In 1990, Congress passed the Copyright Remedy Clarification Act (“CRCA”), and in 1992 passed the Trademark Remedy Clarification Act (“TRCA”) and the Patent and Plant Variety Protection Remedy Clarification Act (“PCA”), all of which provided that states, state instrumentalities, and state employees acting in their official capacity, are not immune under the Eleventh Amendment, or other doctrine of sovereign immunity, from suit in federal court for copyright, trademark, and patent infringement. In 1997, the Supreme Court held that Congress’ legislative power did not constitutionally authorize it to abrogate state sovereign immunity for patent infringement under the PCA. Consistently since 1997, inferior federal courts have uniformly construed the Supreme Court’s 1997 opinion to apply to suits against states for copyright and trademark infringement. Under these rulings, state universities may sue private universities for infringement, but private universities may not sue state universities for the same misconduct, an arguably anomalous result.
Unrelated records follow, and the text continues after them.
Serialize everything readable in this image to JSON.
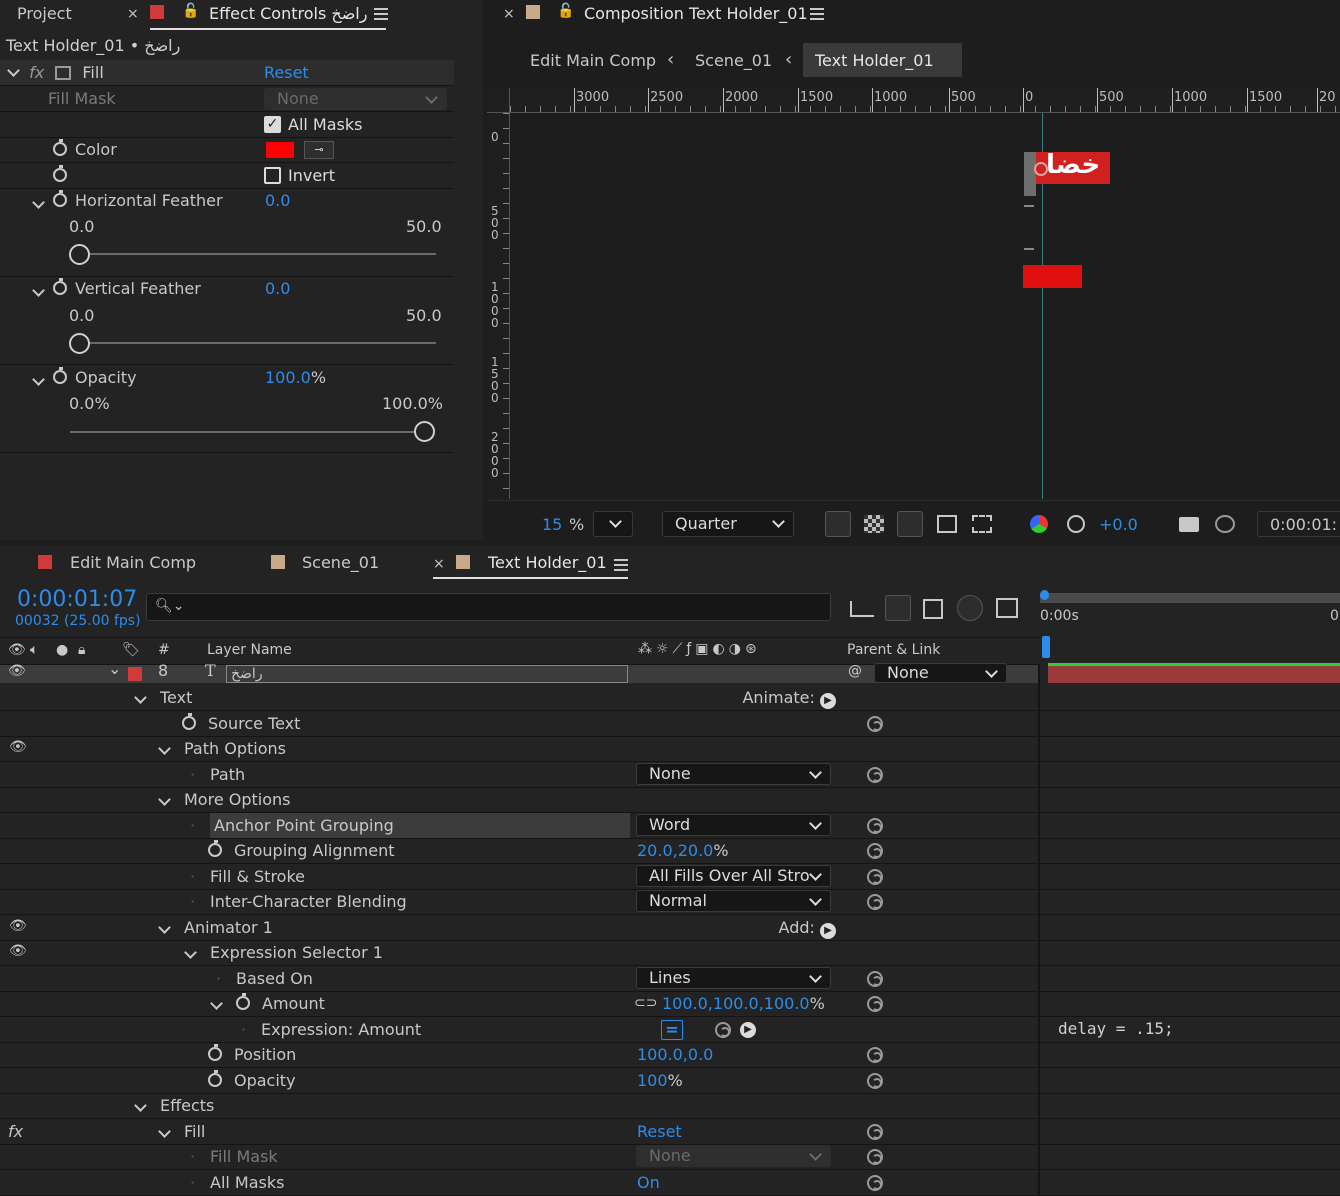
{
  "effect_controls": {
    "tabs": [
      {
        "label": "Project"
      },
      {
        "label": "Effect Controls راضخ"
      }
    ],
    "layer_label": "Text Holder_01 • راضخ",
    "effect": {
      "name": "Fill",
      "reset": "Reset"
    },
    "fill_mask": {
      "label": "Fill Mask",
      "value": "None"
    },
    "all_masks": {
      "label": "All Masks",
      "checked": true
    },
    "color": {
      "label": "Color",
      "value": "#ff0000"
    },
    "invert": {
      "label": "Invert",
      "checked": false
    },
    "horizontal_feather": {
      "label": "Horizontal Feather",
      "value": "0.0",
      "min": "0.0",
      "max": "50.0",
      "level": 0
    },
    "vertical_feather": {
      "label": "Vertical Feather",
      "value": "0.0",
      "min": "0.0",
      "max": "50.0",
      "level": 0
    },
    "opacity": {
      "label": "Opacity",
      "value": "100.0",
      "unit": "%",
      "min": "0.0%",
      "max": "100.0%",
      "level": 1
    }
  },
  "composition": {
    "tab": "Composition Text Holder_01",
    "breadcrumbs": [
      "Edit Main Comp",
      "Scene_01",
      "Text Holder_01"
    ],
    "ruler_h": [
      "3000",
      "2500",
      "2000",
      "1500",
      "1000",
      "500",
      "0",
      "500",
      "1000",
      "1500",
      "20"
    ],
    "ruler_v": [
      "0",
      "500",
      "1000",
      "1500",
      "2000"
    ],
    "zoom": "15",
    "zoom_unit": "%",
    "resolution": "Quarter",
    "exposure": "+0.0",
    "timecode": "0:00:01:",
    "canvas_text": "خضا"
  },
  "timeline": {
    "tabs": [
      {
        "label": "Edit Main Comp",
        "color": "#d03a3a"
      },
      {
        "label": "Scene_01",
        "color": "#c8a98a"
      },
      {
        "label": "Text Holder_01",
        "color": "#c8a98a"
      }
    ],
    "timecode": "0:00:01:07",
    "frame_info": "00032 (25.00 fps)",
    "columns": {
      "num": "#",
      "layer_name": "Layer Name",
      "parent": "Parent & Link"
    },
    "layer": {
      "number": "8",
      "name": "راضخ",
      "parent": "None"
    },
    "ruler_start": "0:00s",
    "ruler_end": "0",
    "expression_text": "delay = .15;",
    "rows": [
      {
        "label": "Text",
        "right": "Animate:"
      },
      {
        "label": "Source Text"
      },
      {
        "label": "Path Options"
      },
      {
        "label": "Path",
        "dd": "None"
      },
      {
        "label": "More Options"
      },
      {
        "label": "Anchor Point Grouping",
        "dd": "Word"
      },
      {
        "label": "Grouping Alignment",
        "value": "20.0,20.0",
        "unit": "%"
      },
      {
        "label": "Fill & Stroke",
        "dd": "All Fills Over All Stro"
      },
      {
        "label": "Inter-Character Blending",
        "dd": "Normal"
      },
      {
        "label": "Animator 1",
        "right": "Add:"
      },
      {
        "label": "Expression Selector 1"
      },
      {
        "label": "Based On",
        "dd": "Lines"
      },
      {
        "label": "Amount",
        "value": "100.0,100.0,100.0",
        "unit": "%"
      },
      {
        "label": "Expression: Amount"
      },
      {
        "label": "Position",
        "value": "100.0,0.0"
      },
      {
        "label": "Opacity",
        "value": "100",
        "unit": "%"
      },
      {
        "label": "Effects"
      },
      {
        "label": "Fill",
        "value": "Reset"
      },
      {
        "label": "Fill Mask",
        "dd": "None"
      },
      {
        "label": "All Masks",
        "value": "On"
      }
    ]
  }
}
On Monday, June 3, the Supreme Court agreed to specifically consider, during its current term, whether Congress is constitutionally empowered to abrogate state sovereign immunity for copyright infringement. If the Supreme Court so rules, the question then becomes whether the Supreme Court’s opinion could be extrapolated to apply to suits for trademark and possibly patent infringement, and, if not, whether Congress could pass future constitutionally valid legislation to such an effect. The questions are weighty and the results significant for intellectual property owners having claims against the states for infringement of their intellectual property rights. Stay tuned, for the playing field may soon be leveled for public and private intellectual property owners.
For more information on this topic, contact your Intellectual Property counsel at Smith, Gambrell & Russell, LLP.